PROMPT
Write out the material below exactly, with no line missing.
(Beginning of DATA UNDER STUDY)
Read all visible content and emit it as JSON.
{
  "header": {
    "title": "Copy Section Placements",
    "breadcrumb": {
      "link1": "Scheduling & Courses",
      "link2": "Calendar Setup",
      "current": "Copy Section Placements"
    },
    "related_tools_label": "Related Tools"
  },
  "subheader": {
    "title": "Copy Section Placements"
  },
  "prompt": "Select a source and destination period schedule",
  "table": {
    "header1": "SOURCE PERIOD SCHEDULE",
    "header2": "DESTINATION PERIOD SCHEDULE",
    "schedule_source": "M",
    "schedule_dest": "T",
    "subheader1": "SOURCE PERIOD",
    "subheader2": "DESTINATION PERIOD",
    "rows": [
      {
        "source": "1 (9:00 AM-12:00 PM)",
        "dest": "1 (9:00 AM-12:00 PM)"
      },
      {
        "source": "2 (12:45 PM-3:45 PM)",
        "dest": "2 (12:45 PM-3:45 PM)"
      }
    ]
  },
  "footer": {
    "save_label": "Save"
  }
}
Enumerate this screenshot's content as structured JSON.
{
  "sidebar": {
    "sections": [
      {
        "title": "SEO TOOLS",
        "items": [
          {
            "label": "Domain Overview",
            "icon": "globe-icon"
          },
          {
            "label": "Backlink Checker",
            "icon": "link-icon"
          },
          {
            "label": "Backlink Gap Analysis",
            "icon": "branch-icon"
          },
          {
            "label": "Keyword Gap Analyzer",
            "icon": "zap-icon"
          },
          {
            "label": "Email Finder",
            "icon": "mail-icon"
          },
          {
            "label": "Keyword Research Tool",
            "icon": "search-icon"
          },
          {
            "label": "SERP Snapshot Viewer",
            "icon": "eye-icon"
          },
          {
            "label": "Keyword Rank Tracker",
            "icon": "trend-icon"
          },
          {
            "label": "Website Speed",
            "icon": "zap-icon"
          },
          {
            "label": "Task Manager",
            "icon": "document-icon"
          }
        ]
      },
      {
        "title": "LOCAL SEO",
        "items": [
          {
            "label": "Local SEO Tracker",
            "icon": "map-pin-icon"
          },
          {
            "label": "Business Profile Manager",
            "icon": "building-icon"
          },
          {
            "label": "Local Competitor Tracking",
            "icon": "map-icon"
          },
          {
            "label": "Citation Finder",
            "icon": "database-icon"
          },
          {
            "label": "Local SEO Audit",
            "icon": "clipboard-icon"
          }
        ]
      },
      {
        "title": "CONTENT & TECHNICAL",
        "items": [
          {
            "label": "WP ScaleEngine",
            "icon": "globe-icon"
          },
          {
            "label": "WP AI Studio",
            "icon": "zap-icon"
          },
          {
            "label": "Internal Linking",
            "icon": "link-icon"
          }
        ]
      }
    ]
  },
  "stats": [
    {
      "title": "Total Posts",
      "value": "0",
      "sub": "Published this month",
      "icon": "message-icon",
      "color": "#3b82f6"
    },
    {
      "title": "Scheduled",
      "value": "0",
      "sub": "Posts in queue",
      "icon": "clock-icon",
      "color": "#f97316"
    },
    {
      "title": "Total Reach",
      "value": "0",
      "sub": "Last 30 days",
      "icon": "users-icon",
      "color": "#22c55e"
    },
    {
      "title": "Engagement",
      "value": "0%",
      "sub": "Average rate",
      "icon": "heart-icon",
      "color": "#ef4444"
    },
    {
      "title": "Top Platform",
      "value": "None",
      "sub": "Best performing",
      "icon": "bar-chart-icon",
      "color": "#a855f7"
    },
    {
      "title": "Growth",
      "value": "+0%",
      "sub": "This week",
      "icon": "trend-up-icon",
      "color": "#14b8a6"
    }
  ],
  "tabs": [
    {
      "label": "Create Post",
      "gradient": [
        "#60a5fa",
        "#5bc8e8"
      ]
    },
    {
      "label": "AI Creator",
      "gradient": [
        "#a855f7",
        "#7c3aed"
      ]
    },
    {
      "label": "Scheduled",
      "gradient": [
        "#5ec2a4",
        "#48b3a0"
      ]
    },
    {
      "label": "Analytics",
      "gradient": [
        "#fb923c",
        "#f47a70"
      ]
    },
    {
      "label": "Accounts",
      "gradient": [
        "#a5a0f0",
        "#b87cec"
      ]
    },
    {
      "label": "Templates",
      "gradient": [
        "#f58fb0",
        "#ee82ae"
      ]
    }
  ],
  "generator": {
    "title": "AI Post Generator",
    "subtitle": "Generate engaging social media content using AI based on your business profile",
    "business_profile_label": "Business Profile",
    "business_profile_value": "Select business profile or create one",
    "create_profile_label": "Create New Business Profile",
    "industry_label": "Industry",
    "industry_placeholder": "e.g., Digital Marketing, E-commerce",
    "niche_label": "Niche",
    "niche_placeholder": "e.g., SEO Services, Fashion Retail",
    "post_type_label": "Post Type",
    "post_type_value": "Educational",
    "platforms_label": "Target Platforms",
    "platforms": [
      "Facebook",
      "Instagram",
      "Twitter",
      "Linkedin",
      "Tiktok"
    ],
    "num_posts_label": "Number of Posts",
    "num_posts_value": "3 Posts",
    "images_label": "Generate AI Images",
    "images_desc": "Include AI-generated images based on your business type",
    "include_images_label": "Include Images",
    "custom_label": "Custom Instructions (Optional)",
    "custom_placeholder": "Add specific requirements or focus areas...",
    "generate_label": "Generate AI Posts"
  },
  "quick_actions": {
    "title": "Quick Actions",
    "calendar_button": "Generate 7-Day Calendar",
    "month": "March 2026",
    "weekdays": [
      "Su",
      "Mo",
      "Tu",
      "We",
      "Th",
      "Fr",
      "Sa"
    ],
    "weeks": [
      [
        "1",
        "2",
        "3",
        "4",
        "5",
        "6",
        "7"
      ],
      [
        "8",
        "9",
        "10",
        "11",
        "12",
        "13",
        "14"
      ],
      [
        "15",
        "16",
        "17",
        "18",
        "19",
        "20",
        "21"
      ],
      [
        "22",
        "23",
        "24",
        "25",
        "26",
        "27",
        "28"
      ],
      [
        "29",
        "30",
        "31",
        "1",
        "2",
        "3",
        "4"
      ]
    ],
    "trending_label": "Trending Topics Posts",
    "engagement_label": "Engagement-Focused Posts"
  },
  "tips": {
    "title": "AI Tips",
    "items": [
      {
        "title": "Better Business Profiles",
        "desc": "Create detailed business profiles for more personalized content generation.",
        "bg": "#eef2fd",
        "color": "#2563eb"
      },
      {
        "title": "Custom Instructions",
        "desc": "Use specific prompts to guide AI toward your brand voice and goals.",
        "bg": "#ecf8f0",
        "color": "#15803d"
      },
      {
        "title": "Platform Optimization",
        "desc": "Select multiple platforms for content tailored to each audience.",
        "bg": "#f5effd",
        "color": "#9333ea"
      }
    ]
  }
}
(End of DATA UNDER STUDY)
ANSWER
Read all visible content and emit it as JSON.
{
  "header": {
    "title": "Copy Section Placements",
    "breadcrumb": {
      "link1": "Scheduling & Courses",
      "link2": "Calendar Setup",
      "current": "Copy Section Placements"
    },
    "related_tools_label": "Related Tools"
  },
  "subheader": {
    "title": "Copy Section Placements"
  },
  "prompt": "Select a source and destination period schedule",
  "table": {
    "header1": "SOURCE PERIOD SCHEDULE",
    "header2": "DESTINATION PERIOD SCHEDULE",
    "schedule_source": "M",
    "schedule_dest": "T",
    "subheader1": "SOURCE PERIOD",
    "subheader2": "DESTINATION PERIOD",
    "rows": [
      {
        "source": "1 (9:00 AM-12:00 PM)",
        "dest": "1 (9:00 AM-12:00 PM)"
      },
      {
        "source": "2 (12:45 PM-3:45 PM)",
        "dest": "2 (12:45 PM-3:45 PM)"
      }
    ]
  },
  "footer": {
    "save_label": "Save"
  }
}
Enumerate this screenshot's content as structured JSON.
{
  "sidebar": {
    "sections": [
      {
        "title": "SEO TOOLS",
        "items": [
          {
            "label": "Domain Overview",
            "icon": "globe-icon"
          },
          {
            "label": "Backlink Checker",
            "icon": "link-icon"
          },
          {
            "label": "Backlink Gap Analysis",
            "icon": "branch-icon"
          },
          {
            "label": "Keyword Gap Analyzer",
            "icon": "zap-icon"
          },
          {
            "label": "Email Finder",
            "icon": "mail-icon"
          },
          {
            "label": "Keyword Research Tool",
            "icon": "search-icon"
          },
          {
            "label": "SERP Snapshot Viewer",
            "icon": "eye-icon"
          },
          {
            "label": "Keyword Rank Tracker",
            "icon": "trend-icon"
          },
          {
            "label": "Website Speed",
            "icon": "zap-icon"
          },
          {
            "label": "Task Manager",
            "icon": "document-icon"
          }
        ]
      },
      {
        "title": "LOCAL SEO",
        "items": [
          {
            "label": "Local SEO Tracker",
            "icon": "map-pin-icon"
          },
          {
            "label": "Business Profile Manager",
            "icon": "building-icon"
          },
          {
            "label": "Local Competitor Tracking",
            "icon": "map-icon"
          },
          {
            "label": "Citation Finder",
            "icon": "database-icon"
          },
          {
            "label": "Local SEO Audit",
            "icon": "clipboard-icon"
          }
        ]
      },
      {
        "title": "CONTENT & TECHNICAL",
        "items": [
          {
            "label": "WP ScaleEngine",
            "icon": "globe-icon"
          },
          {
            "label": "WP AI Studio",
            "icon": "zap-icon"
          },
          {
            "label": "Internal Linking",
            "icon": "link-icon"
          }
        ]
      }
    ]
  },
  "stats": [
    {
      "title": "Total Posts",
      "value": "0",
      "sub": "Published this month",
      "icon": "message-icon",
      "color": "#3b82f6"
    },
    {
      "title": "Scheduled",
      "value": "0",
      "sub": "Posts in queue",
      "icon": "clock-icon",
      "color": "#f97316"
    },
    {
      "title": "Total Reach",
      "value": "0",
      "sub": "Last 30 days",
      "icon": "users-icon",
      "color": "#22c55e"
    },
    {
      "title": "Engagement",
      "value": "0%",
      "sub": "Average rate",
      "icon": "heart-icon",
      "color": "#ef4444"
    },
    {
      "title": "Top Platform",
      "value": "None",
      "sub": "Best performing",
      "icon": "bar-chart-icon",
      "color": "#a855f7"
    },
    {
      "title": "Growth",
      "value": "+0%",
      "sub": "This week",
      "icon": "trend-up-icon",
      "color": "#14b8a6"
    }
  ],
  "tabs": [
    {
      "label": "Create Post",
      "gradient": [
        "#60a5fa",
        "#5bc8e8"
      ]
    },
    {
      "label": "AI Creator",
      "gradient": [
        "#a855f7",
        "#7c3aed"
      ]
    },
    {
      "label": "Scheduled",
      "gradient": [
        "#5ec2a4",
        "#48b3a0"
      ]
    },
    {
      "label": "Analytics",
      "gradient": [
        "#fb923c",
        "#f47a70"
      ]
    },
    {
      "label": "Accounts",
      "gradient": [
        "#a5a0f0",
        "#b87cec"
      ]
    },
    {
      "label": "Templates",
      "gradient": [
        "#f58fb0",
        "#ee82ae"
      ]
    }
  ],
  "generator": {
    "title": "AI Post Generator",
    "subtitle": "Generate engaging social media content using AI based on your business profile",
    "business_profile_label": "Business Profile",
    "business_profile_value": "Select business profile or create one",
    "create_profile_label": "Create New Business Profile",
    "industry_label": "Industry",
    "industry_placeholder": "e.g., Digital Marketing, E-commerce",
    "niche_label": "Niche",
    "niche_placeholder": "e.g., SEO Services, Fashion Retail",
    "post_type_label": "Post Type",
    "post_type_value": "Educational",
    "platforms_label": "Target Platforms",
    "platforms": [
      "Facebook",
      "Instagram",
      "Twitter",
      "Linkedin",
      "Tiktok"
    ],
    "num_posts_label": "Number of Posts",
    "num_posts_value": "3 Posts",
    "images_label": "Generate AI Images",
    "images_desc": "Include AI-generated images based on your business type",
    "include_images_label": "Include Images",
    "custom_label": "Custom Instructions (Optional)",
    "custom_placeholder": "Add specific requirements or focus areas...",
    "generate_label": "Generate AI Posts"
  },
  "quick_actions": {
    "title": "Quick Actions",
    "calendar_button": "Generate 7-Day Calendar",
    "month": "March 2026",
    "weekdays": [
      "Su",
      "Mo",
      "Tu",
      "We",
      "Th",
      "Fr",
      "Sa"
    ],
    "weeks": [
      [
        "1",
        "2",
        "3",
        "4",
        "5",
        "6",
        "7"
      ],
      [
        "8",
        "9",
        "10",
        "11",
        "12",
        "13",
        "14"
      ],
      [
        "15",
        "16",
        "17",
        "18",
        "19",
        "20",
        "21"
      ],
      [
        "22",
        "23",
        "24",
        "25",
        "26",
        "27",
        "28"
      ],
      [
        "29",
        "30",
        "31",
        "1",
        "2",
        "3",
        "4"
      ]
    ],
    "trending_label": "Trending Topics Posts",
    "engagement_label": "Engagement-Focused Posts"
  },
  "tips": {
    "title": "AI Tips",
    "items": [
      {
        "title": "Better Business Profiles",
        "desc": "Create detailed business profiles for more personalized content generation.",
        "bg": "#eef2fd",
        "color": "#2563eb"
      },
      {
        "title": "Custom Instructions",
        "desc": "Use specific prompts to guide AI toward your brand voice and goals.",
        "bg": "#ecf8f0",
        "color": "#15803d"
      },
      {
        "title": "Platform Optimization",
        "desc": "Select multiple platforms for content tailored to each audience.",
        "bg": "#f5effd",
        "color": "#9333ea"
      }
    ]
  }
}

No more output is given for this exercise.